When we finally saw the fish we realized he was definitely 6 feet. Ben was able to get the hook out shockingly easy with the pliers and with the blink of an eye the monster was back down to the depths, probably recovering from what for him was just another unlucky brush with some eager fishermen, but for me was by far the highlight of my summer.

The adrenaline I felt and intense focus during the fight—despite my aching back, sore left forearm, and painfully tight right bicep—was addicting. There really is nothing else like a long fight against a formidable cold blooded creature and the unyielding respect that grows stronger from hedging your bets against the ocean’s inhabitants.

Summer Reflection

This summer cemented for me the feeling, which I am continuously reminded of as I dip my toes into the world of fishing: the more you learn the more you realize how much there is to learn.
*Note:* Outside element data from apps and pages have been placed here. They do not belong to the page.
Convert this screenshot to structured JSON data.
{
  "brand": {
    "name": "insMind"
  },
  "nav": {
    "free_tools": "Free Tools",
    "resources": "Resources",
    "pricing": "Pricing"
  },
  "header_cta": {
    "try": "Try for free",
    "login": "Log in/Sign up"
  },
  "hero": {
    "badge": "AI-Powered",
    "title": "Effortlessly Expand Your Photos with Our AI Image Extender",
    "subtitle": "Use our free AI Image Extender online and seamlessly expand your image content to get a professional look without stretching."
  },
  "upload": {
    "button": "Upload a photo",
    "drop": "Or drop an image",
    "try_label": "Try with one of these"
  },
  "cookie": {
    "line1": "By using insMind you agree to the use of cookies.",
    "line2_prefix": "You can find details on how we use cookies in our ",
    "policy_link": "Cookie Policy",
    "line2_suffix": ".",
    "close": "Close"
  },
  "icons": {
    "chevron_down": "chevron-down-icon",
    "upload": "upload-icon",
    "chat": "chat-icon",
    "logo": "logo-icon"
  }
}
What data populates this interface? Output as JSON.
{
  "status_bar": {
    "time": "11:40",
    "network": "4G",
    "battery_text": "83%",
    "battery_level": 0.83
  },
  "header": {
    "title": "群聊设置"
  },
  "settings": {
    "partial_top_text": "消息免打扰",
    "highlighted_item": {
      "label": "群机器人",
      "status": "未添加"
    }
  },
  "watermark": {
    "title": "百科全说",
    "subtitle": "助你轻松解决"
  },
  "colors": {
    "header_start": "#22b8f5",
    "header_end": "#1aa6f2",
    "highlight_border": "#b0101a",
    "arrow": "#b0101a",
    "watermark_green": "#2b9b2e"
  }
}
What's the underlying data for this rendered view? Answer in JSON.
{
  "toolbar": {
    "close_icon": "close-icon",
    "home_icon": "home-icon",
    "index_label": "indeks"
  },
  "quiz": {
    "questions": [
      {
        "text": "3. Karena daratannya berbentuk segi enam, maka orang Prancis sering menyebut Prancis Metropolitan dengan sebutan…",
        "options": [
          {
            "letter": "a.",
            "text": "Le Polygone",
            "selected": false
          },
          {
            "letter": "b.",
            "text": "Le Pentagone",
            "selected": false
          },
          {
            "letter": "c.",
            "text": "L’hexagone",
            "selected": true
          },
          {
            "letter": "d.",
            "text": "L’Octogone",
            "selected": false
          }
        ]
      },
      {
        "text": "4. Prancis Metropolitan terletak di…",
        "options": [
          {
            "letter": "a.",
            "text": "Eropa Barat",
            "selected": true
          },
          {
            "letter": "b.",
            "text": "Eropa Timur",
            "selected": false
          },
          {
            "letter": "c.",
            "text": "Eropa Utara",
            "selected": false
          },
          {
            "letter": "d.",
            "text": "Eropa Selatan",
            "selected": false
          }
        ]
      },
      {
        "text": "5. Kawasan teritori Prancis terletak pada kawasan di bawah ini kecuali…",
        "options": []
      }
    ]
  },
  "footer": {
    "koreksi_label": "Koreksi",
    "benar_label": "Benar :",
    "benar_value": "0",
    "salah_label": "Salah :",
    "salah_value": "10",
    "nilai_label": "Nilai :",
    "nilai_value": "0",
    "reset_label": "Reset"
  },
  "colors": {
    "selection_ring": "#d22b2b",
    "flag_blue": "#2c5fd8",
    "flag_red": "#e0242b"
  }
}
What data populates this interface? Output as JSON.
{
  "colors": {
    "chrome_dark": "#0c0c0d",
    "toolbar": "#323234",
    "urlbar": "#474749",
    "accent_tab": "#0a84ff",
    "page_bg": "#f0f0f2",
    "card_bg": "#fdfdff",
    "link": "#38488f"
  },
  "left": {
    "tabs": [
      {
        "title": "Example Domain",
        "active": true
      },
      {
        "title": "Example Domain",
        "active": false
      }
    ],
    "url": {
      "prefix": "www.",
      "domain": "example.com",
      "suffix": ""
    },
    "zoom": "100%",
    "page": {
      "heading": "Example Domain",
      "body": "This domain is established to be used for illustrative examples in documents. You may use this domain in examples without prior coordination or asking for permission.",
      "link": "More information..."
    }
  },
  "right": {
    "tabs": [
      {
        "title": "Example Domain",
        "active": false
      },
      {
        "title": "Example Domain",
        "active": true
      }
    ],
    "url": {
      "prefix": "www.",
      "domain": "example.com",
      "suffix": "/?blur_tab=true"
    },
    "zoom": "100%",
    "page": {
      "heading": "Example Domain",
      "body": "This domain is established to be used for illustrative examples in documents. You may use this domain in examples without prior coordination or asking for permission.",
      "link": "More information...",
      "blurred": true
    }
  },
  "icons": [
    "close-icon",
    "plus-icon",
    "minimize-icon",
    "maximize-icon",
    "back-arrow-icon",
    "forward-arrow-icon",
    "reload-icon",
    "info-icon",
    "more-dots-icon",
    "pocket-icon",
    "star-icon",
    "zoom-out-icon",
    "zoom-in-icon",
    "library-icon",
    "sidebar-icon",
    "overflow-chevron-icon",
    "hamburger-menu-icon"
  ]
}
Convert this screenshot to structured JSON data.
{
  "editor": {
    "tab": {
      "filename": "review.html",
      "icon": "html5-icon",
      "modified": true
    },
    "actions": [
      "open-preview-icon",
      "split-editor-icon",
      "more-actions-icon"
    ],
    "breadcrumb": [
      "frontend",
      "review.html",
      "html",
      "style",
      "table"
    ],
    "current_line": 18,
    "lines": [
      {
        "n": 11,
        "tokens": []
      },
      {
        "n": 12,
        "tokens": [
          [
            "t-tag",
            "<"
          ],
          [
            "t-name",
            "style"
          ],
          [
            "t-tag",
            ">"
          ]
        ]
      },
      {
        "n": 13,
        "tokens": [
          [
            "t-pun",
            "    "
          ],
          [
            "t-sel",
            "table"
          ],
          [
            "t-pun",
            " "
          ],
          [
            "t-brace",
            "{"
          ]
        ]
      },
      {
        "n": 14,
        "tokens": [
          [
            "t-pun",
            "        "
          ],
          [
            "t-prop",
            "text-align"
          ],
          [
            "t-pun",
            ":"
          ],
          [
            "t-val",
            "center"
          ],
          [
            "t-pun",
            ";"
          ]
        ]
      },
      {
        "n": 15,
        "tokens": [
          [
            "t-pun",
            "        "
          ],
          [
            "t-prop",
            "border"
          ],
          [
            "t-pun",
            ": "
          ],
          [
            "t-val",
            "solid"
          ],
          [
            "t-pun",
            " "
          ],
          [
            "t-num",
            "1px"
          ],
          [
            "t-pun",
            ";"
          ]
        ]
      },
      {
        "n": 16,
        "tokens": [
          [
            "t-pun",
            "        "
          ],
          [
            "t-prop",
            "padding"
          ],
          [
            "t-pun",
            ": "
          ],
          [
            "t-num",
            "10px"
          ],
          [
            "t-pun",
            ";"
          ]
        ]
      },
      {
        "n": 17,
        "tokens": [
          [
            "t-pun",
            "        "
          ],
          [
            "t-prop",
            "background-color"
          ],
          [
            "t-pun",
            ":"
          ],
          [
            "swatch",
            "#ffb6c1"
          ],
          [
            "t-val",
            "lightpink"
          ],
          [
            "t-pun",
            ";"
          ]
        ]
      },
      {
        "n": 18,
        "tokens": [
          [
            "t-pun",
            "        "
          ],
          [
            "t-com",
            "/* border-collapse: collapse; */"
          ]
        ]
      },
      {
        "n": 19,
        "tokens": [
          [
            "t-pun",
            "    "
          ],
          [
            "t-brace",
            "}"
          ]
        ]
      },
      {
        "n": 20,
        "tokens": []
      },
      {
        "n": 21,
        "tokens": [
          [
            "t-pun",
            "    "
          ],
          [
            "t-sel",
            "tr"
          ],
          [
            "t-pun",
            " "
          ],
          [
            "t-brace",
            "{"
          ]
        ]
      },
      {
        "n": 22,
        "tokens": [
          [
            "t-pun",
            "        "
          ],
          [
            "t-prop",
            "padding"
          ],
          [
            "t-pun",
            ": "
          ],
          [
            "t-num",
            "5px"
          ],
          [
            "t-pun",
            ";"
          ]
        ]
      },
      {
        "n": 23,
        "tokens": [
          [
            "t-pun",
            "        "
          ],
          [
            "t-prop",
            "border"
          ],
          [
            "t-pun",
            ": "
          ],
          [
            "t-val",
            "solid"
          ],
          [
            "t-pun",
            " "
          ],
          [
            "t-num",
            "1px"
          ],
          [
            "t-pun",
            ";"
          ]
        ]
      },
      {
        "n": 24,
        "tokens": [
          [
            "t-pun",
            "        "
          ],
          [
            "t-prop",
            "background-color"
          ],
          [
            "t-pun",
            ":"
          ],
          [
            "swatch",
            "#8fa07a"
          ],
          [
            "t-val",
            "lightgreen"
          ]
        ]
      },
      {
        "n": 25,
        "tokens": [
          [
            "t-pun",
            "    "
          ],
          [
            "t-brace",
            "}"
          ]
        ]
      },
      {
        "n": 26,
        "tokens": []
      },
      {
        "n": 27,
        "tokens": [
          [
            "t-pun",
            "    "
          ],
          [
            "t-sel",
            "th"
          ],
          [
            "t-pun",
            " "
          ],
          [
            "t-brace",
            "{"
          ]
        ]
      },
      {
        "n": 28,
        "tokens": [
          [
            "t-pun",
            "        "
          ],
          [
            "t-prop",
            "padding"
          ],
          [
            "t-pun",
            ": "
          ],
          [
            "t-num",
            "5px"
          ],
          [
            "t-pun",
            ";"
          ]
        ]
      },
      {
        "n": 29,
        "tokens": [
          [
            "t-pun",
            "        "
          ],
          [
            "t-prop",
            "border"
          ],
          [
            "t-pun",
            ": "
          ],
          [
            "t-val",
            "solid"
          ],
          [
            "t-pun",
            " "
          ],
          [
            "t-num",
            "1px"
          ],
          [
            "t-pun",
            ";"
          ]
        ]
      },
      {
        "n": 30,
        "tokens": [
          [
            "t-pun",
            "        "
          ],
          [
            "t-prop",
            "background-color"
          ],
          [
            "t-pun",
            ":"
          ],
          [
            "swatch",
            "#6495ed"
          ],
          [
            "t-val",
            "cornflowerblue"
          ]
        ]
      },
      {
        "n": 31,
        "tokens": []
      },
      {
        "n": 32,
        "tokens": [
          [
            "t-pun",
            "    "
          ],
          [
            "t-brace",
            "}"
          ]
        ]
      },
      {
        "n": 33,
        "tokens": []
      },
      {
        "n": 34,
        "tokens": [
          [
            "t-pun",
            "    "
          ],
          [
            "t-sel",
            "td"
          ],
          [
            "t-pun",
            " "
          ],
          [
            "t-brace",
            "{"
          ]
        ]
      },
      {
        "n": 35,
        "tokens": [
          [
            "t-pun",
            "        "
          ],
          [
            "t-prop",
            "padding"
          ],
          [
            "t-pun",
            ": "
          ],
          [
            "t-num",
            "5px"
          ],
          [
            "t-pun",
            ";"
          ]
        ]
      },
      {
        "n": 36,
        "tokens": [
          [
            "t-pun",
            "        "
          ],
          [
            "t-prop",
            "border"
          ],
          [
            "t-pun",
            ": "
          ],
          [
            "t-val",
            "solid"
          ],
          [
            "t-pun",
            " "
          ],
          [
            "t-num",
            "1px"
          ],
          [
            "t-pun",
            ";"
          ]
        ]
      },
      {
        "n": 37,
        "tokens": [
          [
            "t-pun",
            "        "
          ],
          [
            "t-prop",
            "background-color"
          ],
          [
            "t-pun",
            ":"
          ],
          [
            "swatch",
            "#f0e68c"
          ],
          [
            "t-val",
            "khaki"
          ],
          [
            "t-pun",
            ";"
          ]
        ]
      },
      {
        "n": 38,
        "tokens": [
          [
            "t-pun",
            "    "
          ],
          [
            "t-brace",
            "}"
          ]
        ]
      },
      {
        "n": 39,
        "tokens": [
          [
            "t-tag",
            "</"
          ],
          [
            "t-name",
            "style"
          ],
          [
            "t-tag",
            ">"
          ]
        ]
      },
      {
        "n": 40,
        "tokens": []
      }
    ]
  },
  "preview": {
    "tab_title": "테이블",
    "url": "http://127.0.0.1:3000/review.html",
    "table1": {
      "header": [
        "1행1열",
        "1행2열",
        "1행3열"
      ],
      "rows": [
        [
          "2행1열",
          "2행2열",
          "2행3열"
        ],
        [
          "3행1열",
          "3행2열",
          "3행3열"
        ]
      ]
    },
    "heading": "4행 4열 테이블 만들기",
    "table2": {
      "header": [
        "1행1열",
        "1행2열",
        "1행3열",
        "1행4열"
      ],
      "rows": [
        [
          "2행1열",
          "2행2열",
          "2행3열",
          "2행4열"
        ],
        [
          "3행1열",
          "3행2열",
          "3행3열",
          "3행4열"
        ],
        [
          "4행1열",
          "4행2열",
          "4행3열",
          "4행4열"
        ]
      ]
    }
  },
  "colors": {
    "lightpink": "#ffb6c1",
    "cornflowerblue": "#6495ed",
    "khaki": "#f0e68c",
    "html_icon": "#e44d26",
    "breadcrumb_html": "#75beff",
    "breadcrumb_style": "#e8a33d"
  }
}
Every experienced fishermen you meet fills a niche and each is bursting with wise words, unbelievable tales of their biggest tails, and a gruff yet welcoming response to newcomers.

I am so grateful to all those that have been so kind and caring in introducing me to this sport that I am falling deeper and deeper in love with. It is always exciting the serendipity that embodies my fishing experiences so far, and the amazing people that I have met and will continue to meet.

As I pack up for College, I am excited to put my saltwater rod on the back burner and get back into the cold freshwater of Maine.

Where will my next fishing adventures lead me? Who knows. But for know I’ll continue day dreaming about curved rods, tight lines, and whizzing reels.